People started filling the convention hall, "I had better get back to the table," Isaac said.
"Bye," she said as he walked back.
Soon the show began, but it was slow. People came and saw the soap and commented on the display. Mom stood and smiled and said her rehearsed line over and over again. Mom was such a natural at talking to complete strangers.
I am not. I don't know how she does it.
She looked over at The Providence of God table where the guy she saw earlier worked and noticed that a small crowd had already begun to gather. No surprise there. He worked for one of the biggest Christian companies in the U.S.
"Pray," she heard her mother said.
She's really beginning sound like Annelle; The Bible beater from the 80s chick flick "Steel Magnolias" a personal favorite of hers.
Her mom was right though. A little prayer went a long way; so she threw a quick one up to God and waited for what would come out of it.
Even though she knew she was suppose to be watching the table and talking up customers, she couldn't help but watch Isaac's three year old sister, Grace, playing with one of the vendors. The lively child was so sweet with her pixie like face and thick black pigtails.
Grace chatted happily with people as if she had known them all her life. While she played, her older sister Katie, who was fifteen, stood on the side and watched her.
"Is that all Katie does is watch the younger two?"
"Yes," her mom answered, "She watches them all the time."
Grace was laughing louder and people walked by and smiled at her.
Such a sweet little girl.
"She kind of reminds me…of me at that age," she said.
"Oh yes," her mom said, "she does."
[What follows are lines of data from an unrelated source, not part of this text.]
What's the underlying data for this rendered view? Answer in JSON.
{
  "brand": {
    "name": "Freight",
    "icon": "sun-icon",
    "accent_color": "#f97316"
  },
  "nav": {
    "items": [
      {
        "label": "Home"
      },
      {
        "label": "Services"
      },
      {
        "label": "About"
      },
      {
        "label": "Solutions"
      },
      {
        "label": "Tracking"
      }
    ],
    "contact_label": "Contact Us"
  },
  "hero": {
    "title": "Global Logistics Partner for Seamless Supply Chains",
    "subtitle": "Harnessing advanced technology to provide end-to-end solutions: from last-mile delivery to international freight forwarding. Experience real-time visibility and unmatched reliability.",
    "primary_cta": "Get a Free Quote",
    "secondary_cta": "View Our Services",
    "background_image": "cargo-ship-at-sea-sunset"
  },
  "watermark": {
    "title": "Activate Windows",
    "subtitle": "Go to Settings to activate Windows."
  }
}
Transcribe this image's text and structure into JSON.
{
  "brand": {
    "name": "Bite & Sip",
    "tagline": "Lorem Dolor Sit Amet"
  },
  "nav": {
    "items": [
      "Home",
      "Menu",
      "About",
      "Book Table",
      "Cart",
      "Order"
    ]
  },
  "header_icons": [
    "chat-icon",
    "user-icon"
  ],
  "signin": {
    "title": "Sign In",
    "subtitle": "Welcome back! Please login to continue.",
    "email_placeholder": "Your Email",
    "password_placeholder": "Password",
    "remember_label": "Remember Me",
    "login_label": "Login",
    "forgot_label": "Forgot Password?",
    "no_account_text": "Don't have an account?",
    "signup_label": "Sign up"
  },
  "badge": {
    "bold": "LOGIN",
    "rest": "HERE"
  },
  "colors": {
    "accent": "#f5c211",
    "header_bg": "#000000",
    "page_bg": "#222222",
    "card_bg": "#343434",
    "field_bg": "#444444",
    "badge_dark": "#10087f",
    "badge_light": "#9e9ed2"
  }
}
She looked beyond Grace and Katie and saw the two boys at The Providence of God table. The boy she had been thinking about all evening was talking to several customers. He seemed so at ease with what he was doing, but then he had probably been at it for a long time.
I guess he was taught to interact with customers.
He does have a smile that's worth looking at.
Even though she was at a distance, she had just now realized how attractive he was.
Of course, if you want to sell products, then put a tall good looking guy at the table and I'm pretty sure people won't have a hard time buying.
Soon, she saw several little girls walk up to them table. Of all of the customers, these were her favorites.
"Is this really soap?" asked one with wide eyes.
She laughed and said yes.
"Even these?" asked another pointing to a rack of soap cupcakes.
"Yes, even those."
The girls looked t her wide eyed with wonderment, "We don't have many money now, but we're definitely coming back tomorrow!"
I hope you do.
"Come on sales weren't that bad," she said as she pulled her heels off her feet. The selling for the night was over and they were back at the hotel room getting ready for bed.
"I wanted to do more," her mother said.
"Well I think we did a lot better than most people," she said.
The night hadn't gone that bad, in her mind it didn't. They had made a few sales and she saw a lot of vendors that she wanted to visit. She had stopped by and looked through the books she wanted, but firmly told herself that she wouldn't buy anything until the end of the convention.
And later on she had passed Isaac and he had asked what her name was. Again.
Does he purposely try to forget?
When she went to bed, she couldn't get her mind off of him. His smile was still fresh in her mind and she couldn't stop looking over at his table whenever the opportunity arose.
I'm acting like a silly girl from a stupid romance novel. This not Twilight and I'm sure as hell am no Bella Swan.
And yet as she fell asleep, she swore she heard a voice inside saying, "Tomorrow you're going to talk to him."